Fox Nation subsequently fearmongered over the executive order, linking to a New American post on March 19 that claimed Obama could use it to "ascend to a level of supervision witnessed in all the former republics of history just before their devolution into mobocracy and mayhem":
Perhaps the President is taking the first few steps necessary to cloak himself in the powers required to "legally" (albeit unconstitutionally) step outside the boundaries of his constitutional authority and ascend to a level of supervision witnessed in all the former republics of history just before their devolution into mobocracy and mayhem.
Parroting the New American post, Fox Nation's headline declared, "Obama's Executive Order Authorizes Peacetime Martial Law":
Responding to a question about the executive order during a March 19 press briefing, White House press secretary Jay Carney explained that it was a "fairly standard and routine piece of business." But you don't need to take Carney's word for it. Even some right-wing media outlets were quick to throw cold water on this latest Obama conspiracy theory.
In a March 18 Hot Air post, conservative blogger Ed Morrissey wrote that "this is really nothing to worry about at all," explaining that the new order is an update to a previously existing executive order:
[T]his is almost identical to EO 12919 from 18 years earlier...Why the update? If one takes a look at EO 12919, the big change is in the Cabinet itself. In 1994, we didn't have a Department of Homeland Security, for instance, and some of these functions would naturally fall to DHS. In EO 12919, the FEMA director had those responsibilities, and the biggest change between the two is the removal of several references to FEMA (ten in all). Otherwise, there aren't a lot of changes between the two EOs, which looks mainly like boilerplate.

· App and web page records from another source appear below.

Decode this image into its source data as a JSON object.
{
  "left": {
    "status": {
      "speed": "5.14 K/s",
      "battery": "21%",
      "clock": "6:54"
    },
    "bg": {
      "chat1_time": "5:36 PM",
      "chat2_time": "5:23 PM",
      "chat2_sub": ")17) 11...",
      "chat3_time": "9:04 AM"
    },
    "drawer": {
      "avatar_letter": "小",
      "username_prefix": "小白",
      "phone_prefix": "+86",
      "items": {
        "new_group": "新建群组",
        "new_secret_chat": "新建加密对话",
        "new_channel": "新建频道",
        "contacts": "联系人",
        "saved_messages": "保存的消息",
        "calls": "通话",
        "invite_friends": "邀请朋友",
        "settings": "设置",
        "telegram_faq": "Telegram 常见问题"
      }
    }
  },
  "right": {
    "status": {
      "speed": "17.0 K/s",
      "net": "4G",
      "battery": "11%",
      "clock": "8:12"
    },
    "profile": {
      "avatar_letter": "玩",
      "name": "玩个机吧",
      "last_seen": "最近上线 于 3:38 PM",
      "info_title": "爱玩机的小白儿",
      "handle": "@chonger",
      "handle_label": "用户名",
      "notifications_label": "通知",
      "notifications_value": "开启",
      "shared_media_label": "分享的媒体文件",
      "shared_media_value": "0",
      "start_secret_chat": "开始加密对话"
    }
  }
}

In fact, that's almost entirely what it is. The original EO dealing with national defense resources preparedness was issued in 1939 (EO 8248) according to the National Archives. It has been superseded a number of times, starting in 1951 by nearly every President through Bill Clinton, and amended twice by George W. Bush.
Barack Obama may be arrogant, and the timing of this release might have looked a little strange, but this is really nothing to worry about at all. [emphasis added]
And in a March 18 post titled, "Obama executive order nothing to storm the castle over," Daily Caller executive editor David Martosko wrote that "[i]t's time to crumple up those tinfoil hats":
On Friday President Obama signed an executive order titled "National Defense Resources Preparedness," and by Saturday the conservative Twitterverse had erupted into righteous indignation, organized under the hashtag #ExecOrder. But the 140-character expressions of outrage and the anti-Obama tea party angst masked the fact that very little in the presidential proclamation is new.
Most of it combines existing executive orders from Presidents Ronald Reagan and Bill Clinton. Those earlier orders refined similar statements from Presidents Harry Truman and Richard Nixon.
So everyone just chill, okay? It's time to crumple up those tinfoil hats. At least for a week or so.